Task brief: When you find the word "JSON" in a line of the entries, please copy the whole line.

Data shown:
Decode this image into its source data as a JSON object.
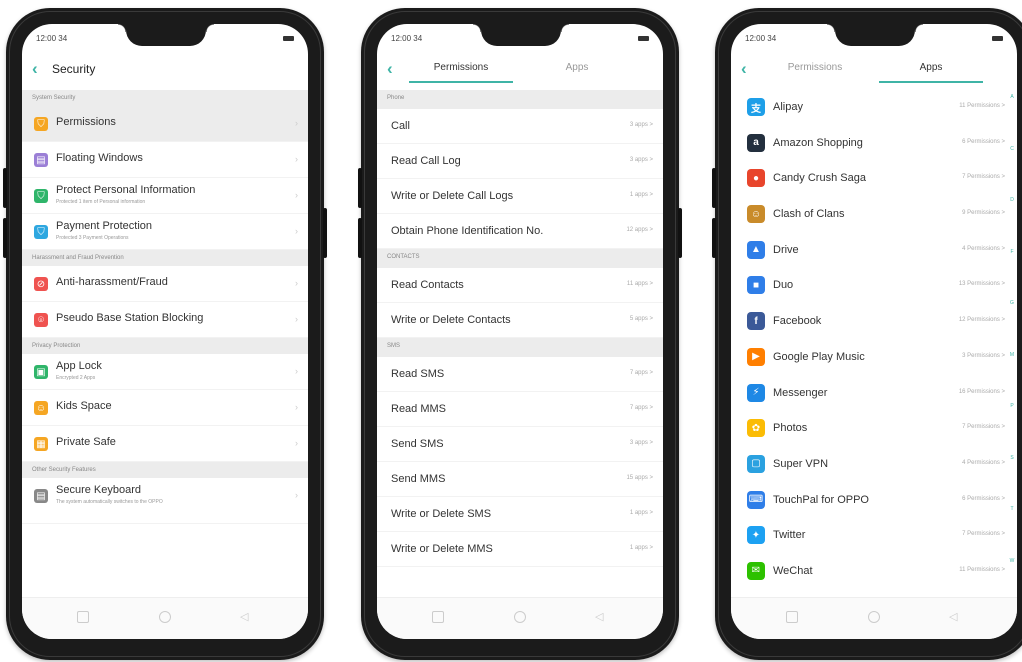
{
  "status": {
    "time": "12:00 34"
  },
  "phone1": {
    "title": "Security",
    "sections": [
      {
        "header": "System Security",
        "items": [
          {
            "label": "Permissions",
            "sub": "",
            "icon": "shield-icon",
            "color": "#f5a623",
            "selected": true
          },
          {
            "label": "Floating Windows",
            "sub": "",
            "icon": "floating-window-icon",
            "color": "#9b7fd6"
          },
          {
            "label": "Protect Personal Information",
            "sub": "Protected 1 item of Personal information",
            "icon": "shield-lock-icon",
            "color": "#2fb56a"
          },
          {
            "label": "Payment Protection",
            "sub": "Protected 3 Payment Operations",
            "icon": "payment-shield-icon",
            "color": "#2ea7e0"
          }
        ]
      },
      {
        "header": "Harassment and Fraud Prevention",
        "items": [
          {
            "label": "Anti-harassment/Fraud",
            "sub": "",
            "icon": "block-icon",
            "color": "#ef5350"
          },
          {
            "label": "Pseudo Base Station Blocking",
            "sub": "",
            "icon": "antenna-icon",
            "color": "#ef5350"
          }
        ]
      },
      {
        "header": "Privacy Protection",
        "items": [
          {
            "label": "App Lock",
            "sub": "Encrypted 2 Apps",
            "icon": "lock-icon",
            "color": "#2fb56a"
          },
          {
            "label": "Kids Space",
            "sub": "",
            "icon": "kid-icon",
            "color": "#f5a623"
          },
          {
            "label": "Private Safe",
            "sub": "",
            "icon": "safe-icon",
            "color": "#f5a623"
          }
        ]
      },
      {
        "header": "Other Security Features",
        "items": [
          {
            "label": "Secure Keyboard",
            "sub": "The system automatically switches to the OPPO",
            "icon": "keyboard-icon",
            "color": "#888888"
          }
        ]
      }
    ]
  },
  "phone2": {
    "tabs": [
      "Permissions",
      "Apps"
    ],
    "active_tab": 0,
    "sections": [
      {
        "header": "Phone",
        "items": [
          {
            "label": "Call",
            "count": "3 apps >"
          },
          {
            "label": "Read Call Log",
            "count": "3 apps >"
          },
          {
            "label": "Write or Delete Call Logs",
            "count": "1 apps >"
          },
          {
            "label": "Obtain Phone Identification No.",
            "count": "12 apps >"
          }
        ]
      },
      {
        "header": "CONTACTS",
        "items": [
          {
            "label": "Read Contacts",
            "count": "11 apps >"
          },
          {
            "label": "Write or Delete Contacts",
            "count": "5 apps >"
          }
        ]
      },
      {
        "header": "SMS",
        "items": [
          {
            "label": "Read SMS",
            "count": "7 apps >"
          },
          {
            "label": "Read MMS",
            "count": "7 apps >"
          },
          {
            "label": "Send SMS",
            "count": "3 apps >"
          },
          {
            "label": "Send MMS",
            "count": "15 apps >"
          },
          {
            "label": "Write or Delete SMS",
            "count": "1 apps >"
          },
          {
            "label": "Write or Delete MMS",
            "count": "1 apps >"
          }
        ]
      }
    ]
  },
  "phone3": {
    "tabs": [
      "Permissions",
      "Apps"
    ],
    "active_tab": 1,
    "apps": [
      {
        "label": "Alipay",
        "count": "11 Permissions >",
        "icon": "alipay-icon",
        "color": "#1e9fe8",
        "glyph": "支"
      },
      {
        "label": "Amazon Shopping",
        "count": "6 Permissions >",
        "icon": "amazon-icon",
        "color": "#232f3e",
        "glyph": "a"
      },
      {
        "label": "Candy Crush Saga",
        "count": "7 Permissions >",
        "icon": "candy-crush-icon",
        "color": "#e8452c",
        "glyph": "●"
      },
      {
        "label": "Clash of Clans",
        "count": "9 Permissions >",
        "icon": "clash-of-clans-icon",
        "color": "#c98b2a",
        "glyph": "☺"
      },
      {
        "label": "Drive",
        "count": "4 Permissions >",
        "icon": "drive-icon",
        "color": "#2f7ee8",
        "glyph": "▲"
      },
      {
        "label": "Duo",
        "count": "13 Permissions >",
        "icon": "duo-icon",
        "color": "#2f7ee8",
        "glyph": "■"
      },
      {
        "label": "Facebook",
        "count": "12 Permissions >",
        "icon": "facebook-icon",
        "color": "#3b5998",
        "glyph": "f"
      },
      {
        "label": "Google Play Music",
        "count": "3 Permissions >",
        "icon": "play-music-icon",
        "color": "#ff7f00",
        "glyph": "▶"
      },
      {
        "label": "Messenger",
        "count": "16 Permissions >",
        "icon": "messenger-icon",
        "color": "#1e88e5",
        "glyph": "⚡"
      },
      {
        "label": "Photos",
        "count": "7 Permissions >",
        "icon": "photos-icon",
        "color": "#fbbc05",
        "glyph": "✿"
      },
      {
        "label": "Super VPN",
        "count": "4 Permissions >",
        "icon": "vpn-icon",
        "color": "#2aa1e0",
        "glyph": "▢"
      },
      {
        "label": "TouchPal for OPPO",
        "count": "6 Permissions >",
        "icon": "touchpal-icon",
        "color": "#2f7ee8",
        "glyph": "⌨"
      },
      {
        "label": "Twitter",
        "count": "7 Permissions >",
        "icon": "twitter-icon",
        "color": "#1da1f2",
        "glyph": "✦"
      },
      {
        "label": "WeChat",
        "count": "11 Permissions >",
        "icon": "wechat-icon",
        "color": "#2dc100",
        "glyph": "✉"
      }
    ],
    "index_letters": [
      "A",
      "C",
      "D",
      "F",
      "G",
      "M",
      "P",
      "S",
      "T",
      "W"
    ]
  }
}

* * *

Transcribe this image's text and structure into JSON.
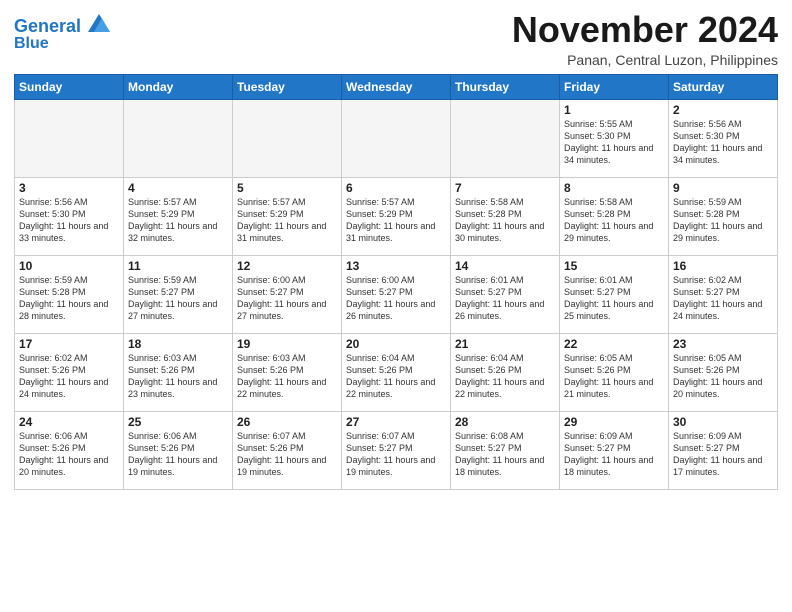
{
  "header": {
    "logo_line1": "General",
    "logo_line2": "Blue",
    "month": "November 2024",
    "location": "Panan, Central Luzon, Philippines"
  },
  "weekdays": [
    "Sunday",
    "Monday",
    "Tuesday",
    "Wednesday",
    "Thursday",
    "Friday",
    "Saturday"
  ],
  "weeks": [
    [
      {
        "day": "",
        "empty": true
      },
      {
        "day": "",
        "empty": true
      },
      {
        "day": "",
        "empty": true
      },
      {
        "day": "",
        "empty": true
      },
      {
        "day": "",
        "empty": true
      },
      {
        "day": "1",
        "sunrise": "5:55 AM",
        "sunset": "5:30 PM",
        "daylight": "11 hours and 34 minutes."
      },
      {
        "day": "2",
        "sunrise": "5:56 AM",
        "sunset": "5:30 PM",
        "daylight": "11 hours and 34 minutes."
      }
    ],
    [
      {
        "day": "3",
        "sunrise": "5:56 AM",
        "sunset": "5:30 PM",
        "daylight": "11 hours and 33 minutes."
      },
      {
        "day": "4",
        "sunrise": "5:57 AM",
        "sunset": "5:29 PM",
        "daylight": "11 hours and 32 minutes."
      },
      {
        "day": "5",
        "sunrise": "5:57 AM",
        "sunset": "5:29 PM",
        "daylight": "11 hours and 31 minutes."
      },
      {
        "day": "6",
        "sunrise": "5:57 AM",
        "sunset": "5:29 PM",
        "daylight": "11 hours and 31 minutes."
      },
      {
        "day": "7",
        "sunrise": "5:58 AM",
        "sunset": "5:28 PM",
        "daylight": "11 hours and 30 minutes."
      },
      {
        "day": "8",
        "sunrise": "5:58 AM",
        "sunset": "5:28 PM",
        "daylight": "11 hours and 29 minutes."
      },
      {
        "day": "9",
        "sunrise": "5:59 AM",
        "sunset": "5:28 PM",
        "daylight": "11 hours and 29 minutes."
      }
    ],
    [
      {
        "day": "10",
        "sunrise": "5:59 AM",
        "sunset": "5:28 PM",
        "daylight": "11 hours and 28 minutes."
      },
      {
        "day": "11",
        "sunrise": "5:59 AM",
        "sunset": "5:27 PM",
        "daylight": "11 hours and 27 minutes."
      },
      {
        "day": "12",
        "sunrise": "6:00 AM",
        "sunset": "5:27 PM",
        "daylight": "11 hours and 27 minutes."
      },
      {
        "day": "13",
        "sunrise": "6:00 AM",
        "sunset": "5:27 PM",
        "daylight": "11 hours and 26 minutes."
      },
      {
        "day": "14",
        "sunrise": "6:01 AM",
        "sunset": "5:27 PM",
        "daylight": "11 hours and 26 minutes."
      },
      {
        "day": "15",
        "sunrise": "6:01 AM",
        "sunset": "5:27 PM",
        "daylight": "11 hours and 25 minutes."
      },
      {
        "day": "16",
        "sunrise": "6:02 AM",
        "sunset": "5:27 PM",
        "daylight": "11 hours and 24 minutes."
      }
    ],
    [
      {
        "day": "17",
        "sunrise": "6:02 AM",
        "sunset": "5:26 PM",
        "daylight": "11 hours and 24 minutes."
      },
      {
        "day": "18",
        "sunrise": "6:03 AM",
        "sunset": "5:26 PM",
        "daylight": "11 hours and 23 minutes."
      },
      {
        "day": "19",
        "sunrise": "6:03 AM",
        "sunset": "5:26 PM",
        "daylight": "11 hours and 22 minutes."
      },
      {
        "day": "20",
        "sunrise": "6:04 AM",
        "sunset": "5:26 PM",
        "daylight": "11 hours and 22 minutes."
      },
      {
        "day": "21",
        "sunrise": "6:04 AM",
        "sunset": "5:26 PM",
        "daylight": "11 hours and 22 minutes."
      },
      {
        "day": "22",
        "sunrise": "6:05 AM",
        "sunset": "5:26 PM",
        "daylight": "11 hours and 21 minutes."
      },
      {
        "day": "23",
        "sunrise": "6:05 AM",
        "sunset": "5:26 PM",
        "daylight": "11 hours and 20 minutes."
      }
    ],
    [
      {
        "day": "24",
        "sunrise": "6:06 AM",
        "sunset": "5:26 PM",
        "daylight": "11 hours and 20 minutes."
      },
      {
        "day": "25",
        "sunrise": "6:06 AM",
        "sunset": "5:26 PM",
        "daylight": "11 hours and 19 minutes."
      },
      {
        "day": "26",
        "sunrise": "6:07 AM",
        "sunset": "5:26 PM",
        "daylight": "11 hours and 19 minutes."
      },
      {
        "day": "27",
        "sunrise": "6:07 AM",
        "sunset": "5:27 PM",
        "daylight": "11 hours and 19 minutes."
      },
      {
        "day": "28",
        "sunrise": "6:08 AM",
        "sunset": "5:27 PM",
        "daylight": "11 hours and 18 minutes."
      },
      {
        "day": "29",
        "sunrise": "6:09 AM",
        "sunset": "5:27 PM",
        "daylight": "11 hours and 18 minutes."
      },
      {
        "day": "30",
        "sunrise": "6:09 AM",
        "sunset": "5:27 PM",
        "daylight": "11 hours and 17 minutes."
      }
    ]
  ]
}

Response to the task:
Decode this image into its source data as a JSON object.
Transcribe this image's text and structure into JSON.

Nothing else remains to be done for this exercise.